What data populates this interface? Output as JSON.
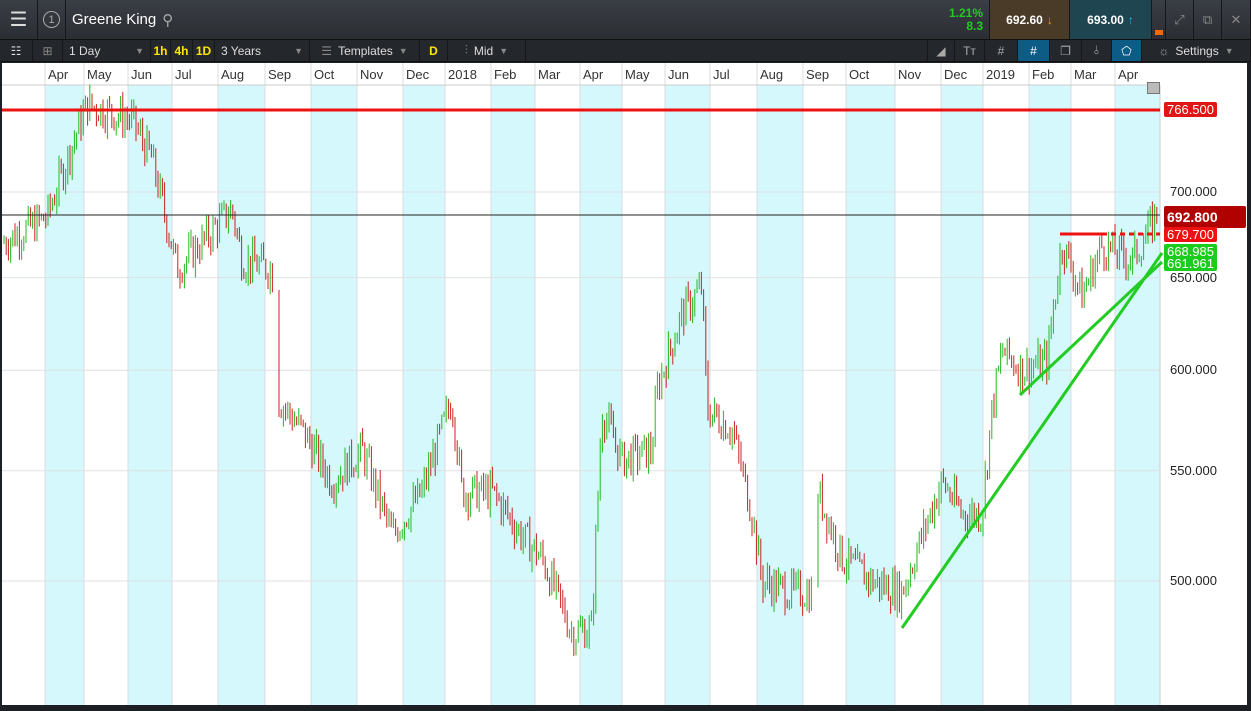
{
  "header": {
    "title": "Greene King",
    "badge": "1",
    "change_pct": "1.21%",
    "change_abs": "8.3",
    "sell": "692.60",
    "buy": "693.00"
  },
  "toolbar": {
    "interval": "1 Day",
    "q1": "1h",
    "q2": "4h",
    "q3": "1D",
    "range": "3 Years",
    "templates": "Templates",
    "d": "D",
    "price_type": "Mid",
    "settings": "Settings"
  },
  "months": [
    "Apr",
    "May",
    "Jun",
    "Jul",
    "Aug",
    "Sep",
    "Oct",
    "Nov",
    "Dec",
    "2018",
    "Feb",
    "Mar",
    "Apr",
    "May",
    "Jun",
    "Jul",
    "Aug",
    "Sep",
    "Oct",
    "Nov",
    "Dec",
    "2019",
    "Feb",
    "Mar",
    "Apr"
  ],
  "y_axis": [
    "700.000",
    "650.000",
    "600.000",
    "550.000",
    "500.000"
  ],
  "levels": {
    "resistance": "766.500",
    "current": "692.800",
    "recent_high": "679.700",
    "trend1": "668.985",
    "trend2": "661.961"
  },
  "colors": {
    "up": "#22bb22",
    "down": "#cc2222",
    "band": "#d4f8fb",
    "red": "#ee1111",
    "green": "#22cc22"
  },
  "price_path": [
    [
      0,
      670
    ],
    [
      45,
      685
    ],
    [
      85,
      755
    ],
    [
      130,
      745
    ],
    [
      150,
      720
    ],
    [
      175,
      655
    ],
    [
      200,
      670
    ],
    [
      230,
      690
    ],
    [
      240,
      660
    ],
    [
      270,
      655
    ],
    [
      276,
      585
    ],
    [
      300,
      570
    ],
    [
      330,
      545
    ],
    [
      360,
      560
    ],
    [
      390,
      520
    ],
    [
      420,
      540
    ],
    [
      450,
      585
    ],
    [
      460,
      540
    ],
    [
      490,
      540
    ],
    [
      520,
      520
    ],
    [
      540,
      510
    ],
    [
      570,
      478
    ],
    [
      590,
      480
    ],
    [
      600,
      580
    ],
    [
      620,
      555
    ],
    [
      650,
      560
    ],
    [
      655,
      590
    ],
    [
      680,
      630
    ],
    [
      700,
      645
    ],
    [
      705,
      580
    ],
    [
      730,
      570
    ],
    [
      750,
      530
    ],
    [
      760,
      500
    ],
    [
      790,
      495
    ],
    [
      810,
      495
    ],
    [
      816,
      540
    ],
    [
      840,
      510
    ],
    [
      870,
      500
    ],
    [
      900,
      495
    ],
    [
      940,
      545
    ],
    [
      960,
      530
    ],
    [
      980,
      530
    ],
    [
      990,
      580
    ],
    [
      1000,
      610
    ],
    [
      1020,
      600
    ],
    [
      1045,
      605
    ],
    [
      1060,
      670
    ],
    [
      1080,
      640
    ],
    [
      1100,
      668
    ],
    [
      1130,
      660
    ],
    [
      1150,
      680
    ],
    [
      1156,
      692
    ]
  ]
}
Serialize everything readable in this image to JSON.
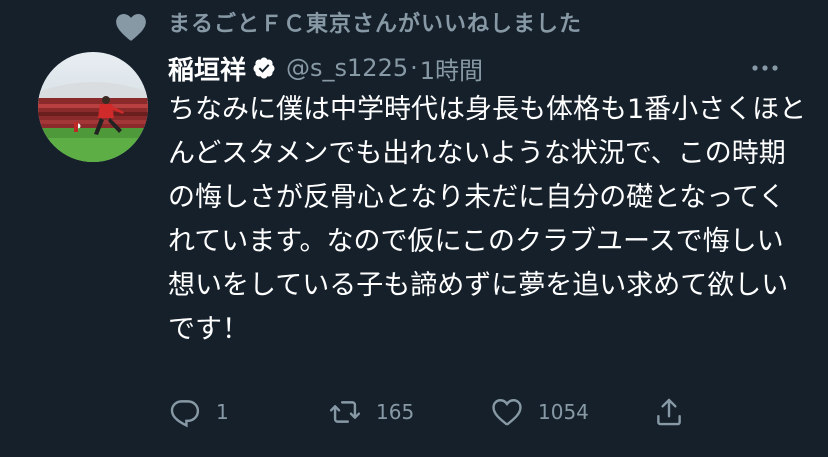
{
  "social_context": {
    "text": "まるごとＦＣ東京さんがいいねしました",
    "icon": "heart-icon"
  },
  "author": {
    "display_name": "稲垣祥",
    "handle": "@s_s1225",
    "separator": "·",
    "time": "1時間",
    "verified_icon": "verified-badge-icon"
  },
  "tweet": {
    "text": "ちなみに僕は中学時代は身長も体格も1番小さくほとんどスタメンでも出れないような状況で、この時期の悔しさが反骨心となり未だに自分の礎となってくれています。なので仮にこのクラブユースで悔しい想いをしている子も諦めずに夢を追い求めて欲しいです！"
  },
  "actions": {
    "reply_count": "1",
    "retweet_count": "165",
    "like_count": "1054"
  },
  "colors": {
    "background": "#15202b",
    "secondary_text": "#8899a6",
    "primary_text": "#ffffff"
  }
}
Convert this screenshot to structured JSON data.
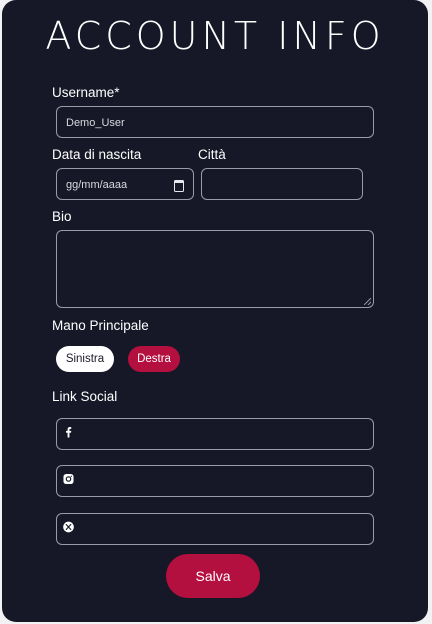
{
  "form": {
    "title": "ACCOUNT INFO",
    "username": {
      "label": "Username*",
      "value": "Demo_User"
    },
    "birth_date": {
      "label": "Data di nascita",
      "placeholder": "gg/mm/aaaa"
    },
    "city": {
      "label": "Città",
      "value": ""
    },
    "bio": {
      "label": "Bio",
      "value": ""
    },
    "handedness": {
      "label": "Mano Principale",
      "options": [
        "Sinistra",
        "Destra"
      ],
      "selected": "Destra"
    },
    "social": {
      "label": "Link Social",
      "links": [
        {
          "icon": "facebook-icon",
          "value": ""
        },
        {
          "icon": "instagram-icon",
          "value": ""
        },
        {
          "icon": "x-icon",
          "value": ""
        }
      ]
    },
    "save_label": "Salva"
  },
  "colors": {
    "background": "#161827",
    "accent": "#b3103f",
    "field_border": "#9a9ba6",
    "text": "#ffffff"
  }
}
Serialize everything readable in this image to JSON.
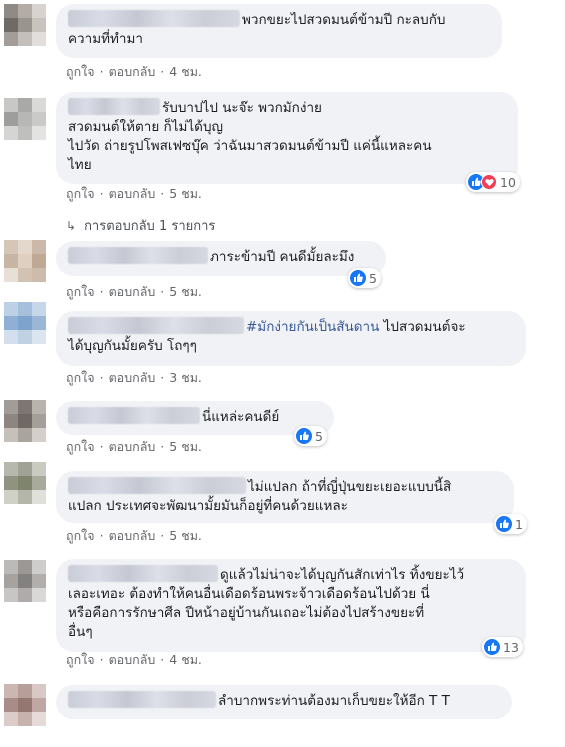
{
  "actions": {
    "like": "ถูกใจ",
    "reply": "ตอบกลับ",
    "sep": "·"
  },
  "comments": [
    {
      "text": "พวกขยะไปสวดมนต์ข้ามปี กะลบกับ",
      "text2": "ความที่ทำมา",
      "time": "4 ชม."
    },
    {
      "line1": "รับบาปไป นะจ๊ะ พวกมักง่าย",
      "line2": "สวดมนต์ให้ตาย ก็ไม่ได้บุญ",
      "line3": "ไปวัด ถ่ายรูปโพสเฟซบุ๊ค ว่าฉันมาสวดมนต์ข้ามปี แค่นี้แหละคน",
      "line4": "ไทย",
      "time": "5 ชม.",
      "reactions": "10"
    },
    {
      "text": "ภาระข้ามปี คนดีมั้ยละมึง",
      "time": "5 ชม.",
      "reactions": "5"
    },
    {
      "hashtag": "#มักง่ายกันเป็นสันดาน",
      "text": " ไปสวดมนต์จะ",
      "text2": "ได้บุญกันมั้ยครับ โถๆๆ",
      "time": "3 ชม."
    },
    {
      "text": "นี่แหล่ะคนดีย์",
      "time": "5 ชม.",
      "reactions": "5"
    },
    {
      "text": "ไม่แปลก ถ้าที่ญี่ปุ่นขยะเยอะแบบนี้สิ",
      "text2": "แปลก ประเทศจะพัฒนามั้ยมันก็อยู่ที่คนด้วยแหละ",
      "time": "5 ชม.",
      "reactions": "1"
    },
    {
      "text": "ดูแล้วไม่น่าจะได้บุญกันสักเท่าไร ทิ้งขยะไว้",
      "line2": "เลอะเทอะ ต้องทำให้คนอื่นเดือดร้อนพระจ้าวเดือดร้อนไปด้วย นี่",
      "line3": "หรือคือการรักษาศีล ปีหน้าอยู่บ้านกันเถอะไม่ต้องไปสร้างขยะที่",
      "line4": "อื่นๆ",
      "time": "4 ชม.",
      "reactions": "13"
    },
    {
      "text": "ลำบากพระท่านต้องมาเก็บขยะให้อีก T T"
    }
  ],
  "replies_link": "การตอบกลับ 1 รายการ",
  "colors": {
    "like": "#1877f2",
    "love": "#f33e58",
    "bubble": "#f0f2f5",
    "meta": "#65676b",
    "hashtag": "#385898"
  }
}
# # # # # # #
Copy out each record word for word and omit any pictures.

What data populates this interface? Output as JSON.
{
  "header": {
    "title": "Greene King",
    "badge": "1",
    "change_pct": "1.21%",
    "change_abs": "8.3",
    "sell": "692.60",
    "buy": "693.00"
  },
  "toolbar": {
    "interval": "1 Day",
    "q1": "1h",
    "q2": "4h",
    "q3": "1D",
    "range": "3 Years",
    "templates": "Templates",
    "d": "D",
    "price_type": "Mid",
    "settings": "Settings"
  },
  "months": [
    "Apr",
    "May",
    "Jun",
    "Jul",
    "Aug",
    "Sep",
    "Oct",
    "Nov",
    "Dec",
    "2018",
    "Feb",
    "Mar",
    "Apr",
    "May",
    "Jun",
    "Jul",
    "Aug",
    "Sep",
    "Oct",
    "Nov",
    "Dec",
    "2019",
    "Feb",
    "Mar",
    "Apr"
  ],
  "y_axis": [
    "700.000",
    "650.000",
    "600.000",
    "550.000",
    "500.000"
  ],
  "levels": {
    "resistance": "766.500",
    "current": "692.800",
    "recent_high": "679.700",
    "trend1": "668.985",
    "trend2": "661.961"
  },
  "colors": {
    "up": "#22bb22",
    "down": "#cc2222",
    "band": "#d4f8fb",
    "red": "#ee1111",
    "green": "#22cc22"
  },
  "price_path": [
    [
      0,
      670
    ],
    [
      45,
      685
    ],
    [
      85,
      755
    ],
    [
      130,
      745
    ],
    [
      150,
      720
    ],
    [
      175,
      655
    ],
    [
      200,
      670
    ],
    [
      230,
      690
    ],
    [
      240,
      660
    ],
    [
      270,
      655
    ],
    [
      276,
      585
    ],
    [
      300,
      570
    ],
    [
      330,
      545
    ],
    [
      360,
      560
    ],
    [
      390,
      520
    ],
    [
      420,
      540
    ],
    [
      450,
      585
    ],
    [
      460,
      540
    ],
    [
      490,
      540
    ],
    [
      520,
      520
    ],
    [
      540,
      510
    ],
    [
      570,
      478
    ],
    [
      590,
      480
    ],
    [
      600,
      580
    ],
    [
      620,
      555
    ],
    [
      650,
      560
    ],
    [
      655,
      590
    ],
    [
      680,
      630
    ],
    [
      700,
      645
    ],
    [
      705,
      580
    ],
    [
      730,
      570
    ],
    [
      750,
      530
    ],
    [
      760,
      500
    ],
    [
      790,
      495
    ],
    [
      810,
      495
    ],
    [
      816,
      540
    ],
    [
      840,
      510
    ],
    [
      870,
      500
    ],
    [
      900,
      495
    ],
    [
      940,
      545
    ],
    [
      960,
      530
    ],
    [
      980,
      530
    ],
    [
      990,
      580
    ],
    [
      1000,
      610
    ],
    [
      1020,
      600
    ],
    [
      1045,
      605
    ],
    [
      1060,
      670
    ],
    [
      1080,
      640
    ],
    [
      1100,
      668
    ],
    [
      1130,
      660
    ],
    [
      1150,
      680
    ],
    [
      1156,
      692
    ]
  ]
}
Serialize everything readable in this image to JSON.
{
  "social_context": {
    "text": "まるごとＦＣ東京さんがいいねしました",
    "icon": "heart-icon"
  },
  "author": {
    "display_name": "稲垣祥",
    "handle": "@s_s1225",
    "separator": "·",
    "time": "1時間",
    "verified_icon": "verified-badge-icon"
  },
  "tweet": {
    "text": "ちなみに僕は中学時代は身長も体格も1番小さくほとんどスタメンでも出れないような状況で、この時期の悔しさが反骨心となり未だに自分の礎となってくれています。なので仮にこのクラブユースで悔しい想いをしている子も諦めずに夢を追い求めて欲しいです！"
  },
  "actions": {
    "reply_count": "1",
    "retweet_count": "165",
    "like_count": "1054"
  },
  "colors": {
    "background": "#15202b",
    "secondary_text": "#8899a6",
    "primary_text": "#ffffff"
  }
}
Convert this screenshot to structured JSON data.
{
  "form": {
    "title": "ACCOUNT INFO",
    "username": {
      "label": "Username*",
      "value": "Demo_User"
    },
    "birth_date": {
      "label": "Data di nascita",
      "placeholder": "gg/mm/aaaa"
    },
    "city": {
      "label": "Città",
      "value": ""
    },
    "bio": {
      "label": "Bio",
      "value": ""
    },
    "handedness": {
      "label": "Mano Principale",
      "options": [
        "Sinistra",
        "Destra"
      ],
      "selected": "Destra"
    },
    "social": {
      "label": "Link Social",
      "links": [
        {
          "icon": "facebook-icon",
          "value": ""
        },
        {
          "icon": "instagram-icon",
          "value": ""
        },
        {
          "icon": "x-icon",
          "value": ""
        }
      ]
    },
    "save_label": "Salva"
  },
  "colors": {
    "background": "#161827",
    "accent": "#b3103f",
    "field_border": "#9a9ba6",
    "text": "#ffffff"
  }
}
Serialize everything readable in this image to JSON.
{
  "actions": {
    "like": "ถูกใจ",
    "reply": "ตอบกลับ",
    "sep": "·"
  },
  "comments": [
    {
      "text": "พวกขยะไปสวดมนต์ข้ามปี กะลบกับ",
      "text2": "ความที่ทำมา",
      "time": "4 ชม."
    },
    {
      "line1": "รับบาปไป นะจ๊ะ พวกมักง่าย",
      "line2": "สวดมนต์ให้ตาย ก็ไม่ได้บุญ",
      "line3": "ไปวัด ถ่ายรูปโพสเฟซบุ๊ค ว่าฉันมาสวดมนต์ข้ามปี แค่นี้แหละคน",
      "line4": "ไทย",
      "time": "5 ชม.",
      "reactions": "10"
    },
    {
      "text": "ภาระข้ามปี คนดีมั้ยละมึง",
      "time": "5 ชม.",
      "reactions": "5"
    },
    {
      "hashtag": "#มักง่ายกันเป็นสันดาน",
      "text": " ไปสวดมนต์จะ",
      "text2": "ได้บุญกันมั้ยครับ โถๆๆ",
      "time": "3 ชม."
    },
    {
      "text": "นี่แหล่ะคนดีย์",
      "time": "5 ชม.",
      "reactions": "5"
    },
    {
      "text": "ไม่แปลก ถ้าที่ญี่ปุ่นขยะเยอะแบบนี้สิ",
      "text2": "แปลก ประเทศจะพัฒนามั้ยมันก็อยู่ที่คนด้วยแหละ",
      "time": "5 ชม.",
      "reactions": "1"
    },
    {
      "text": "ดูแล้วไม่น่าจะได้บุญกันสักเท่าไร ทิ้งขยะไว้",
      "line2": "เลอะเทอะ ต้องทำให้คนอื่นเดือดร้อนพระจ้าวเดือดร้อนไปด้วย นี่",
      "line3": "หรือคือการรักษาศีล ปีหน้าอยู่บ้านกันเถอะไม่ต้องไปสร้างขยะที่",
      "line4": "อื่นๆ",
      "time": "4 ชม.",
      "reactions": "13"
    },
    {
      "text": "ลำบากพระท่านต้องมาเก็บขยะให้อีก T T"
    }
  ],
  "replies_link": "การตอบกลับ 1 รายการ",
  "colors": {
    "like": "#1877f2",
    "love": "#f33e58",
    "bubble": "#f0f2f5",
    "meta": "#65676b",
    "hashtag": "#385898"
  }
}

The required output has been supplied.